PROVIDED MATERIAL:
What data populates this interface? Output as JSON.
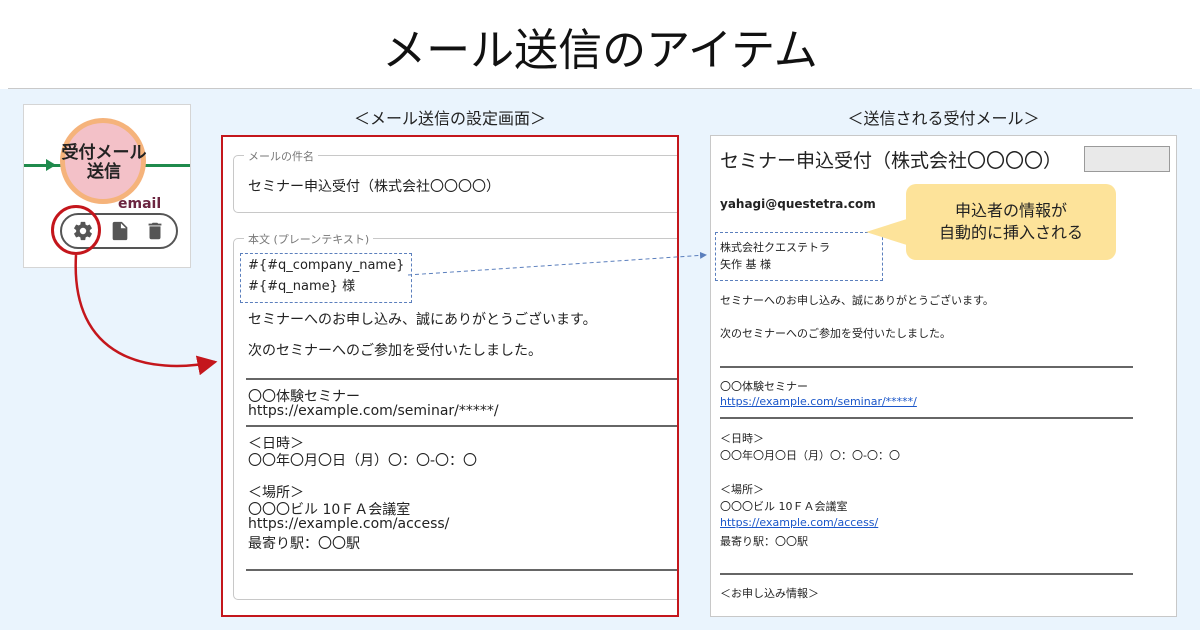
{
  "title": "メール送信のアイテム",
  "labels": {
    "settings_screen": "＜メール送信の設定画面＞",
    "received_email": "＜送信される受付メール＞"
  },
  "workflow_node": {
    "label_line1": "受付メール",
    "label_line2": "送信",
    "sublabel": "email",
    "tools": [
      "gear-icon",
      "document-icon",
      "trash-icon"
    ],
    "colors": {
      "flow_line": "#1f8a4c",
      "node_fill": "#f3c1c8",
      "node_ring": "#f5b37b",
      "highlight": "#c4161c"
    }
  },
  "editor": {
    "subject_legend": "メールの件名",
    "subject_value": "セミナー申込受付（株式会社〇〇〇〇）",
    "body_legend": "本文 (プレーンテキスト)",
    "body_lines": {
      "var_company": "#{#q_company_name}",
      "var_name": "#{#q_name} 様",
      "thanks": "セミナーへのお申し込み、誠にありがとうございます。",
      "accepted": "次のセミナーへのご参加を受付いたしました。",
      "seminar_name": "〇〇体験セミナー",
      "seminar_url": "https://example.com/seminar/*****/",
      "date_heading": "＜日時＞",
      "date_value": "〇〇年〇月〇日（月）〇：〇-〇：〇",
      "place_heading": "＜場所＞",
      "place_value": "〇〇〇ビル 10ＦＡ会議室",
      "access_url": "https://example.com/access/",
      "station": "最寄り駅：〇〇駅"
    }
  },
  "email": {
    "subject": "セミナー申込受付（株式会社〇〇〇〇）",
    "from": "yahagi@questetra.com",
    "company": "株式会社クエステトラ",
    "person": "矢作 基 様",
    "thanks": "セミナーへのお申し込み、誠にありがとうございます。",
    "accepted": "次のセミナーへのご参加を受付いたしました。",
    "seminar_name": "〇〇体験セミナー",
    "seminar_url": "https://example.com/seminar/*****/",
    "date_heading": "＜日時＞",
    "date_value": "〇〇年〇月〇日（月）〇：〇-〇：〇",
    "place_heading": "＜場所＞",
    "place_value": "〇〇〇ビル 10ＦＡ会議室",
    "access_url": "https://example.com/access/",
    "station": "最寄り駅：〇〇駅",
    "info_heading": "＜お申し込み情報＞"
  },
  "callout": {
    "line1": "申込者の情報が",
    "line2": "自動的に挿入される"
  }
}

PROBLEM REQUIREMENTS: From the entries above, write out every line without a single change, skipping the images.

EXERCISE RESPONSE:
What data populates this interface? Output as JSON.
{
  "title": "メール送信のアイテム",
  "labels": {
    "settings_screen": "＜メール送信の設定画面＞",
    "received_email": "＜送信される受付メール＞"
  },
  "workflow_node": {
    "label_line1": "受付メール",
    "label_line2": "送信",
    "sublabel": "email",
    "tools": [
      "gear-icon",
      "document-icon",
      "trash-icon"
    ],
    "colors": {
      "flow_line": "#1f8a4c",
      "node_fill": "#f3c1c8",
      "node_ring": "#f5b37b",
      "highlight": "#c4161c"
    }
  },
  "editor": {
    "subject_legend": "メールの件名",
    "subject_value": "セミナー申込受付（株式会社〇〇〇〇）",
    "body_legend": "本文 (プレーンテキスト)",
    "body_lines": {
      "var_company": "#{#q_company_name}",
      "var_name": "#{#q_name} 様",
      "thanks": "セミナーへのお申し込み、誠にありがとうございます。",
      "accepted": "次のセミナーへのご参加を受付いたしました。",
      "seminar_name": "〇〇体験セミナー",
      "seminar_url": "https://example.com/seminar/*****/",
      "date_heading": "＜日時＞",
      "date_value": "〇〇年〇月〇日（月）〇：〇-〇：〇",
      "place_heading": "＜場所＞",
      "place_value": "〇〇〇ビル 10ＦＡ会議室",
      "access_url": "https://example.com/access/",
      "station": "最寄り駅：〇〇駅"
    }
  },
  "email": {
    "subject": "セミナー申込受付（株式会社〇〇〇〇）",
    "from": "yahagi@questetra.com",
    "company": "株式会社クエステトラ",
    "person": "矢作 基 様",
    "thanks": "セミナーへのお申し込み、誠にありがとうございます。",
    "accepted": "次のセミナーへのご参加を受付いたしました。",
    "seminar_name": "〇〇体験セミナー",
    "seminar_url": "https://example.com/seminar/*****/",
    "date_heading": "＜日時＞",
    "date_value": "〇〇年〇月〇日（月）〇：〇-〇：〇",
    "place_heading": "＜場所＞",
    "place_value": "〇〇〇ビル 10ＦＡ会議室",
    "access_url": "https://example.com/access/",
    "station": "最寄り駅：〇〇駅",
    "info_heading": "＜お申し込み情報＞"
  },
  "callout": {
    "line1": "申込者の情報が",
    "line2": "自動的に挿入される"
  }
}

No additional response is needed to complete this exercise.